One landlords' organisation is urging the government to bring forward plans for court reforms to help landlords repossess a property more easily.
The Residential Landlords' Association (RLA) says it now takes an average of 22.5 weeks for a private landlord to make a claim to repossess their property.
That's up from the 2019 average of 21.6 weeks.
The figures highlight, the RLA says, that courts are unable to cope with landlords looking to repossess a property for legitimate reasons.
'Matter of urgency that plans for court reform are brought forward'

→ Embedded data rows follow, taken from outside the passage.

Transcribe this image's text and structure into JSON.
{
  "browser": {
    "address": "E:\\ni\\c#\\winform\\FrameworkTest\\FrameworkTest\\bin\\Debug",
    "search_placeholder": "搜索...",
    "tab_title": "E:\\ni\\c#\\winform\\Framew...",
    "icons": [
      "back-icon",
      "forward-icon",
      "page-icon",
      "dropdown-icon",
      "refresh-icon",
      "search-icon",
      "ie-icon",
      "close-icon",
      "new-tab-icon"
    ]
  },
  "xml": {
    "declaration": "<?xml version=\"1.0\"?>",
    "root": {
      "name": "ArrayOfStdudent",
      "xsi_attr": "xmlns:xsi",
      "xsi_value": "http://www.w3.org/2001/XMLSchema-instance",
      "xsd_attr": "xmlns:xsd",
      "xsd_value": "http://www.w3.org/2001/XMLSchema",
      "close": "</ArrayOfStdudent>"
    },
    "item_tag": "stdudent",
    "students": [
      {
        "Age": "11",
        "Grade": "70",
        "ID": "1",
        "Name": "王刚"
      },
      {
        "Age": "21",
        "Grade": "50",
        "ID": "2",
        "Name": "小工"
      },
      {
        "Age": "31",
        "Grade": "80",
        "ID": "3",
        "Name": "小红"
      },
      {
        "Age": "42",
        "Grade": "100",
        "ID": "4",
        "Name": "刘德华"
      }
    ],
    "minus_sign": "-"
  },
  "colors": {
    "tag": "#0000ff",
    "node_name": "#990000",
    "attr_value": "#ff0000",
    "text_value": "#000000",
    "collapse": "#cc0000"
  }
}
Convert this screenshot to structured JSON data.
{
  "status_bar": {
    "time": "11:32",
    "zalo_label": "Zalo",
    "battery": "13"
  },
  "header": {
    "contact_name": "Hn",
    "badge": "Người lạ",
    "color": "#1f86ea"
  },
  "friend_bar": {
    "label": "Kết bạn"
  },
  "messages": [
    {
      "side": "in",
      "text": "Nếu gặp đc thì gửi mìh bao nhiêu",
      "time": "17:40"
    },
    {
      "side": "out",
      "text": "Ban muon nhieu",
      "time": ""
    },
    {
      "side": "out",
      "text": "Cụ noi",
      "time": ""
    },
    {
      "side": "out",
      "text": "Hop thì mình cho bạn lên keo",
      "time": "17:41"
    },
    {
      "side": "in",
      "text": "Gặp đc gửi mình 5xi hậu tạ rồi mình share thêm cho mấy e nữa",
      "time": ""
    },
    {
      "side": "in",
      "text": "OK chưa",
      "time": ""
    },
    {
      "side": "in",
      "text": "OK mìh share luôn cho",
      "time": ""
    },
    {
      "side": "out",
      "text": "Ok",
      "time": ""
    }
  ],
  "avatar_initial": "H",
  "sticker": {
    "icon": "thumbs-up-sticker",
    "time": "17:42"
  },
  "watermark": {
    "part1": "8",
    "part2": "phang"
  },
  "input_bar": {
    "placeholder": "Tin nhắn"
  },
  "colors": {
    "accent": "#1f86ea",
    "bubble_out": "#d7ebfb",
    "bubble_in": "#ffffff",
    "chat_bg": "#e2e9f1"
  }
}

The RLA's policy manager, John Stewart, said: "The proposal to scrap Section 21 repossessions could lead to a big increase in cases being brought to court and it's now a matter of urgency that plans for court reform are brought forward by the government.
"This requires a fully funded, dedicated and properly staffed housing court that will bring quick justice for tenants and landlords. Tinkering with the current system is not good enough."
Their research also highlights that most landlords are unhappy with the court's process for repossessing a property and will be happier supporting an alternative arrangement.
The RLA has now written to Robert Buckland, the new Justice Secretary, pointing out that since the government has pledged to scrap Section 21 repossessions, courts are struggling to cope with the growing pressures they are facing.
UK rents show a moderate rise
Meanwhile, a report from HomeLet shows that rents in the private sector are rising in-line with wages and have seen moderate growth.
The UK's average rent is now £959 per month, that is up 2.3% on the same time last year.
With London rents excluded from the calculations, the average rent is £794, a rise of 2.2% year-on-year. The average rent in London is up 3.1% over the past year and is now £1,665 per month.
Increase in rents
The figures from the tenant referencing specialists reveal that all 12 of the regions being monitored have seen an increase in rents between July last year and this year.
The largest rise over the past year was seen by landlords in the South West, with rises of 4.5%.
The report highlights that rent growth is matching inflation which, according to the Consumer Prices Index (CPI), grew at 2.2% in June.
Rent increases have also been seen in an index published by Countrywide that show rents grew by 1.9% in July.
According to their figures, the average rent is now £982 per month with Scotland seeing the strongest rent rises at 5.2%.